Ripples 7-31-14


One doesn’t need a calendar to follow the seasons, just an awareness of the world around.  I imagine that Native people were incredibly attuned to the phenology of the natural world, which changes from week to week between the frozen times.  After the thaw and maple syrup time, there is the frog season when they and woodcock call in the evenings.  Migrant birds return on a schedule over a couple of months, then nest and tend to their young ones, and one after another wildflowers bloom.  Later in summer, insects take over the singing duties from the frogs and birds, many of which get the heck out before winter, and the year starts again.  It’s such a logical progression, with millions of participants, honed over thousands of years to what it is today.

The parade of wildflowers is in itself amazing, moving from the woods where the spring ephemerals race to bloom before the trees leaf out and darken the forest, to the gaudy meadow and prairie plants that peak in late summer.  Emergent aquatic plants also participate, including sedges, pondweeds, and the beautiful pickerelweed.  On land, some of the most interesting plants are the composites, so named because their “flowers” are actually collections of many tiny flowers.  They are among the plants that have developed lately in terms of history, and their collective flower arrangement is probably efficient in terms of pollination- a visiting insect can pollinate many flowers while apparently just visiting one.
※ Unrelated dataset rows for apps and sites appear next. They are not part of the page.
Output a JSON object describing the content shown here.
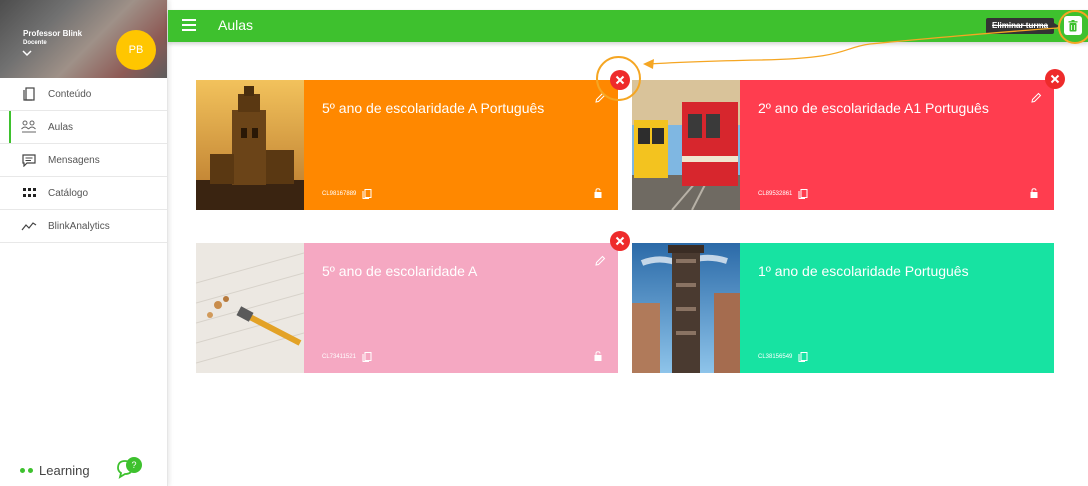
{
  "profile": {
    "name": "Professor Blink",
    "role": "Docente",
    "initials": "PB"
  },
  "sidebar": {
    "items": [
      {
        "label": "Conteúdo"
      },
      {
        "label": "Aulas"
      },
      {
        "label": "Mensagens"
      },
      {
        "label": "Catálogo"
      },
      {
        "label": "BlinkAnalytics"
      }
    ],
    "footer": {
      "label": "Learning",
      "badge": "?"
    }
  },
  "header": {
    "title": "Aulas",
    "delete_tooltip": "Eliminar turma"
  },
  "colors": {
    "accent": "#3ec12e",
    "highlight": "#f5a623",
    "delete": "#ee2b2b"
  },
  "cards": [
    {
      "title": "5º ano de escolaridade A Português",
      "code": "CL98167889",
      "color": "#ff8800",
      "image": "tower"
    },
    {
      "title": "2º ano de escolaridade A1 Português",
      "code": "CL89532861",
      "color": "#ff3d4f",
      "image": "tram"
    },
    {
      "title": "5º ano de escolaridade A",
      "code": "CL73411521",
      "color": "#f5a8c2",
      "image": "pencil"
    },
    {
      "title": "1º ano de escolaridade  Português",
      "code": "CL38156549",
      "color": "#17e3a2",
      "image": "elevator"
    }
  ]
}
There are many members of the composite family- dandelions daisies, asters, sunflowers and coneflowers- hundreds if not thousands of them.  

Of the composites, members of the genus Silphium have a special place if for no other reason than Aldo Leopold wrote about one of them, the compass plant, in A Sand County Almanac.  Leopold had a gift for taking the time to appreciate the different actors in the natural world, and an eloquent way of writing about them.  The compass plant is indeed an interesting species, and we have some blooming in our prairie plantings, but there are others that are appearing in our area now.  Most of the Silphiums – compass plant, prairie dock, rosinweed, cup plant- are found elsewhere in the State on tiny bits of remaining native prairies, or on land that has been restored with native prairie vegetation.

Jerusalem artichoke

Jerusalem artichoke

One of them, however, has made friends with our species and in turn we’ve helped it survive, and even thrive.  The Jerusalem artichoke (also called sunroot and sunchoke) is large all around- large leaves, large arrangements of bright yellow flowers, and large size overall at about 6 feet tall.  They are a native plant which produces tubers, and were cultivated by Native people and later by European immigrants.  Their exact native range is not known, as they were moved around by people as they established gardens.  They are one example of an aggressive native plant- one that will colonize and take over an area, and we probably encouraged that trait.  The tubers they produce were an important food source in the past, helping early settlers survive the winter.  The tubers are nutritious, but the carbohydrate they are composed of is not easily digested by people- we need the help of bacteria to do that, which can sometimes result in discomfort.  The tubers are high in fiber as well.

More important than their role as human food is their role in their ecosystem.  They are fed on by browsers and burrowers, and their flowers provide food for pollinators of many kinds.  They convert sunlight to food, and remove carbon from the atmosphere.

Jerusalem artichoke are common roadside plants, and are now showing their yellow flowers.  Look for them singly or in masses in ditches and old meadows, and enjoy them along with the many wildflowers decorating the landscape in late summer.

Comments are closed.